(1) To determine the specific charge of the polypeptide, set the acidic amino acids Asp (D), Glu (E) and C-terminal COOH to -1; the basic amino acids Lys (K), Arg (R), His (H) and N-terminal NH₂, is +1, and the charge of other amino acids is 0. Calculate the charge.
(2) If the net charge number > 0, the peptide is alkaline, dissolve it in water: if it does not dissolve or has little solubility, add acetic acid (above 10%); if the peptide is still insoluble, add a small amount of TFA (25 pL) to dissolve, Then add 500 uL of water to dilute.
(3) If the net charge number is <0, the peptide is acidic and dissolved in water; if it does not dissolve or has little solubility, add ammonia water (25 uL) to dissolve, and then add 50 u of water to dilute.

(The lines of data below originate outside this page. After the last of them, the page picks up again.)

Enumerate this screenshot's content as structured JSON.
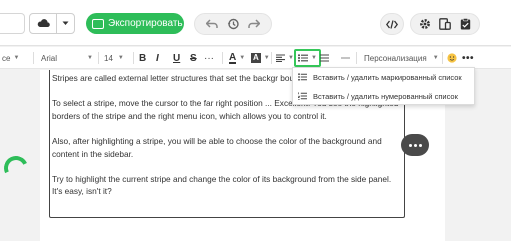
{
  "toolbar": {
    "export_label": "Экспортировать"
  },
  "format_bar": {
    "style_label": "се",
    "font": "Arial",
    "size": "14",
    "bold": "B",
    "italic": "I",
    "underline": "U",
    "strike": "S",
    "font_color": "A",
    "bg_color": "A",
    "personalization_label": "Персонализация"
  },
  "dropdown": {
    "items": [
      {
        "label": "Вставить / удалить маркированный список"
      },
      {
        "label": "Вставить / удалить нумерованный список"
      }
    ]
  },
  "editor": {
    "paragraphs": [
      "Stripes are called external letter structures that set the backgr boundaries of the letter.",
      "To select a stripe, move the cursor to the far right position ... Excellent! You see the highlighted borders of the stripe and the right menu icon, which allows you to control it.",
      "Also, after highlighting a stripe, you will be able to choose the color of the background and content in the sidebar.",
      "Try to highlight the current stripe and change the color of its background from the side panel. It's easy, isn't it?"
    ]
  },
  "colors": {
    "accent_green": "#2ebd59",
    "stripe_border": "#444444",
    "more_button": "#4a4a4a"
  }
}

(4) If the net charge number = 0, the peptide is neutral, and generally needs to be dissolved with organic solvents such as acetonitrile, methanol or isopropanol, DMSO, etc. It has also been suggested that urea is required to dissolve very hydrophobic peptides. Keshengjingpeptide provides free peptide dissolution test service to help you dissolve peptides.